This pond proves to be not only tricky to find but a disappointment on arrival. There are wooden boardwalks around a small pond that provide a short stroll through the woods and the skunk cabbage (somehow highly thought of in Japan).
The woods were alive with Jays, and we spotted a small woodpecker which was nice. Unfortunately, there was a loudspeaker blaring out a radio program; two people discussing Super Mario. This seemed to me to be superfluous.
The area around the pond is clearly a camping ground though the season was well over, and the swan pedal boats tied up for the winter.

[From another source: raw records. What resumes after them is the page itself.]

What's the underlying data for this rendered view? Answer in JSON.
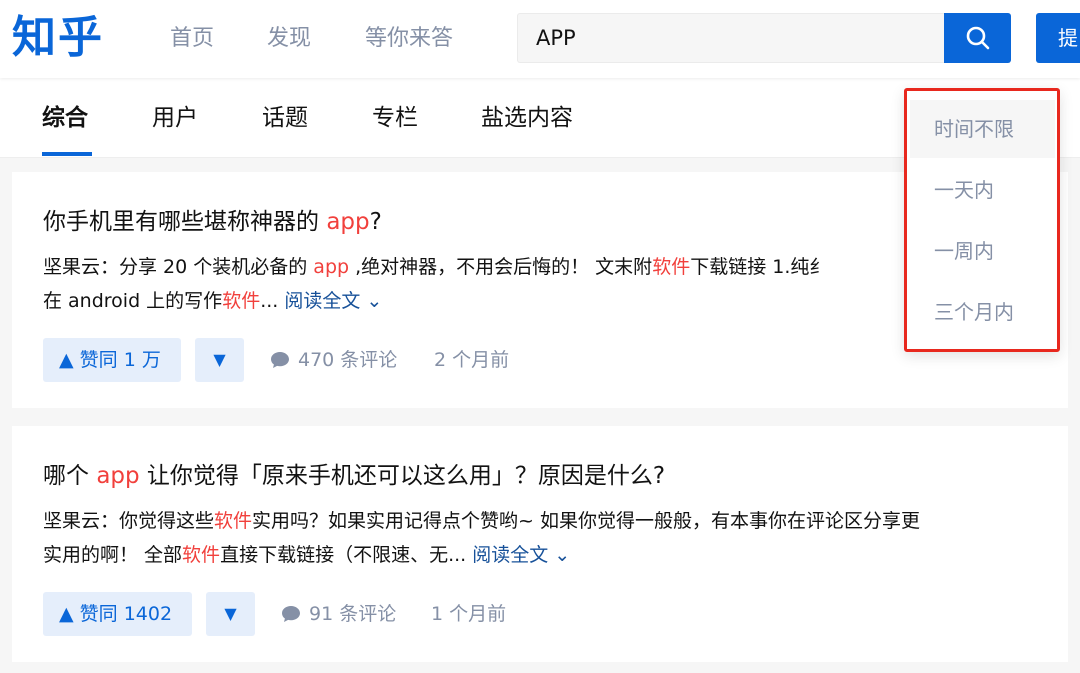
{
  "header": {
    "logo": "知乎",
    "nav": [
      "首页",
      "发现",
      "等你来答"
    ],
    "search_value": "APP",
    "ask_label": "提"
  },
  "tabs": [
    "综合",
    "用户",
    "话题",
    "专栏",
    "盐选内容"
  ],
  "results": [
    {
      "title_pre": "你手机里有哪些堪称神器的 ",
      "title_hl": "app",
      "title_post": "?",
      "line1_pre": "坚果云：分享 20 个装机必备的 ",
      "line1_hl1": "app",
      "line1_mid": " ,绝对神器，不用会后悔的！ 文末附",
      "line1_hl2": "软件",
      "line1_post": "下载链接 1.纯纟",
      "line2_pre": "在 android 上的写作",
      "line2_hl": "软件",
      "line2_post": "... ",
      "read_more": "阅读全文 ⌄",
      "vote_label": "▲ 赞同 1 万",
      "down_label": "▼",
      "comments": "470 条评论",
      "time": "2 个月前"
    },
    {
      "title_pre": "哪个 ",
      "title_hl": "app",
      "title_post": " 让你觉得「原来手机还可以这么用」？原因是什么?",
      "line1_pre": "坚果云：你觉得这些",
      "line1_hl": "软件",
      "line1_post": "实用吗？如果实用记得点个赞哟~ 如果你觉得一般般，有本事你在评论区分享更",
      "line2_pre": "实用的啊！ 全部",
      "line2_hl": "软件",
      "line2_post": "直接下载链接（不限速、无... ",
      "read_more": "阅读全文 ⌄",
      "vote_label": "▲ 赞同 1402",
      "down_label": "▼",
      "comments": "91 条评论",
      "time": "1 个月前"
    }
  ],
  "time_filter": [
    "时间不限",
    "一天内",
    "一周内",
    "三个月内"
  ],
  "colors": {
    "brand": "#0a66d8",
    "highlight": "#f1403c",
    "annotation_border": "#e8281e"
  }
}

Completing the circuit of the pond we head for Takeyama. Not our favourite place, but we need shopping. In Takeyama we take a look at a free museum ’Takayama Town Museum` and are happily surprised to find a collection of Enku statues. Enku was a wandering monk and a prolific creator of strong, if crude, statues. We have come across his work here and there. He really was prolific.
Then off to Hirayu Onsen for a bath. We had hoped to find a new place to go but were too late in the day. Most of these onsen close to outside visitors by 3pm. So Hirayu it has to be. However, business here had not returned to pre-pandemic levels, so the bath was almost empty. Very hot, slightly sulphurous and uncharacteristically empty. Hirayu at its best.
Then back to Okuhidaonsengo Kamitakara for another night.
＊Hirayu no mori ; 600 yen / adult
The author is a long term resident of Japan who has and continues to travel the country extensively. Avoiding highways where possible, the author has driven from Kagoshima in Kyushu to Wakanai in Hokkaido covering 20,000 plus kilometres and counting.